PROBLEM TO WORK ON
Every line with the word "heading" in it should be extracted from the data that follows.

Segment Start: MATERIAL PROVIDED

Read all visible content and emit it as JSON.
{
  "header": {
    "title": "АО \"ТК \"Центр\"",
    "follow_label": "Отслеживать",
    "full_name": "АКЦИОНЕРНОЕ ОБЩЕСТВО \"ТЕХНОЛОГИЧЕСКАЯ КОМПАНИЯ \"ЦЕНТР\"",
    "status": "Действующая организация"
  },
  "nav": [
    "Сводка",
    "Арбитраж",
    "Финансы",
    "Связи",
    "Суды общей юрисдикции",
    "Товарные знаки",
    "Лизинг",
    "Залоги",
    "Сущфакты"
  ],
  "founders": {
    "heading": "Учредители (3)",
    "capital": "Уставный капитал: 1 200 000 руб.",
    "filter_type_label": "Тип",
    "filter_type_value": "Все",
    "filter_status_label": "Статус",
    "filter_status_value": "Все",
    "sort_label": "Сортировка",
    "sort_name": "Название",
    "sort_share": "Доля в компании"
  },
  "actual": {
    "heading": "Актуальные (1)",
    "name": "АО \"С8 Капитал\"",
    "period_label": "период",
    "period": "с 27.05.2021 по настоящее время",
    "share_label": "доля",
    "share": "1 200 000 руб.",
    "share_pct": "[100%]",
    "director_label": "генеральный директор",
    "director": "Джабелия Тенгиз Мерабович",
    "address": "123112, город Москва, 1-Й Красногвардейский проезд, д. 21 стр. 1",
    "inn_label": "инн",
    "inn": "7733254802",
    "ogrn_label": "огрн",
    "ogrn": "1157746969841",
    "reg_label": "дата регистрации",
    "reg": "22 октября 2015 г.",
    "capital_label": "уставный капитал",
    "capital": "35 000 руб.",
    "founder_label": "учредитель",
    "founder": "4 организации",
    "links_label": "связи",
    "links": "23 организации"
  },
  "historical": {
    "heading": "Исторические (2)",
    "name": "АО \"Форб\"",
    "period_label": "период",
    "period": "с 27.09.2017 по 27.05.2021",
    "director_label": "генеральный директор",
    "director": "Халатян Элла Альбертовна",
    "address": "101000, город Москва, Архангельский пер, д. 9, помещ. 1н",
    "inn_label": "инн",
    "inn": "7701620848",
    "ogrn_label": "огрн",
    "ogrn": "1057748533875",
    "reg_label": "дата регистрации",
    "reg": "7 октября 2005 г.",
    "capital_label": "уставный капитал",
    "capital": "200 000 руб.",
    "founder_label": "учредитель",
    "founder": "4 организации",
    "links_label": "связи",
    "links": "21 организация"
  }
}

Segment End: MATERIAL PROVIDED
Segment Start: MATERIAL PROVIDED

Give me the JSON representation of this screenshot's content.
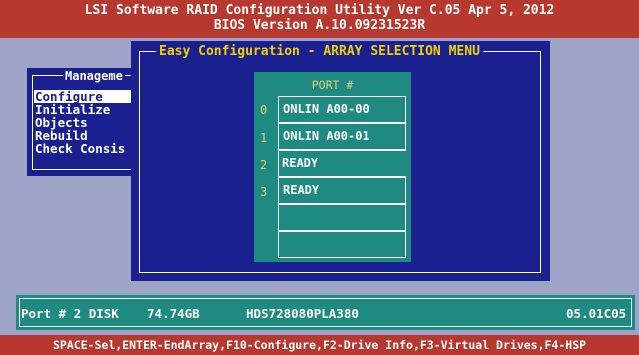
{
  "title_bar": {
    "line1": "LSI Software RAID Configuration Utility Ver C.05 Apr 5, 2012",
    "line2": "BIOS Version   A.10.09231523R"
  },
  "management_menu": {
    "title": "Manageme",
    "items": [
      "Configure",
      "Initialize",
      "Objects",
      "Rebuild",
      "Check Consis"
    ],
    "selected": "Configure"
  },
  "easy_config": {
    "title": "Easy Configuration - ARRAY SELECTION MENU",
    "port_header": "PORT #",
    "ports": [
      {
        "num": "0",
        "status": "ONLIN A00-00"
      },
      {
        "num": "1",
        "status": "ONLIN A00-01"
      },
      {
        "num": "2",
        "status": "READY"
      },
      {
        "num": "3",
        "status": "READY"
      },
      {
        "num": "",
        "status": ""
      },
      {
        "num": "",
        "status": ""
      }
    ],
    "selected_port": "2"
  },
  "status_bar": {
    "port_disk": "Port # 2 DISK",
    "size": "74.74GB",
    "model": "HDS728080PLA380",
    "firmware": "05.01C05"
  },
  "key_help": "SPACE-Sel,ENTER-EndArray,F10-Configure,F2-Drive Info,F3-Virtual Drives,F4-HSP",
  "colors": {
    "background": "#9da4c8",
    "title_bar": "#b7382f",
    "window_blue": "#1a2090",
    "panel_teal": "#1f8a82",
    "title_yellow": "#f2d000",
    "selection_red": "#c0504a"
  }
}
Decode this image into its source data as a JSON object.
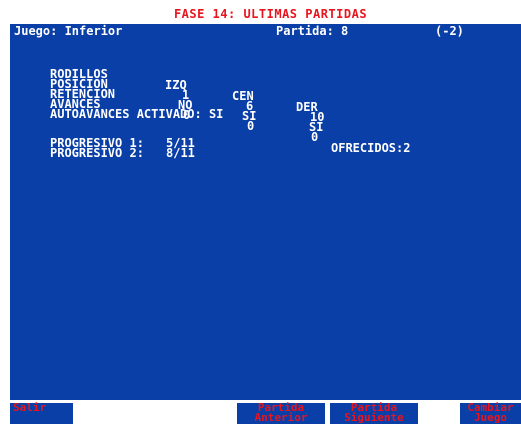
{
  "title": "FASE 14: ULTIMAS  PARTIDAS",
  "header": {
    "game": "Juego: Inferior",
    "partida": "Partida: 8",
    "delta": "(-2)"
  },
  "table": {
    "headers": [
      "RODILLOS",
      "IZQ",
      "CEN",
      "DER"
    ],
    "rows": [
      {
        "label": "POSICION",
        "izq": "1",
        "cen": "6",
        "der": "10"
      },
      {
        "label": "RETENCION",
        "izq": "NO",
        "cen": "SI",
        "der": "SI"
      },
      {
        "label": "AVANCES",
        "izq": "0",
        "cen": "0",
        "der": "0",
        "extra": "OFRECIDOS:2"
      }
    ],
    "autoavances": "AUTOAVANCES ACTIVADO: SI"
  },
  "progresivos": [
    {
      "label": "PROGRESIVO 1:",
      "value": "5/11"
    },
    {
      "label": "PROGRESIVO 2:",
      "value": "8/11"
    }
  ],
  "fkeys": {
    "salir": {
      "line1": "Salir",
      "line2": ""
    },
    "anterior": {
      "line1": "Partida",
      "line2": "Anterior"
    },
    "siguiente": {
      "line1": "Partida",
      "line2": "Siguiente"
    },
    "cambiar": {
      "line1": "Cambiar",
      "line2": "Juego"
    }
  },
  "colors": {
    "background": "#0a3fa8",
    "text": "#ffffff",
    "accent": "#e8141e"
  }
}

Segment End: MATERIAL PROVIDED

RESPONSE TO THIS TASK
    "heading": "Учредители (3)",
    "heading": "Актуальные (1)",
    "heading": "Исторические (2)",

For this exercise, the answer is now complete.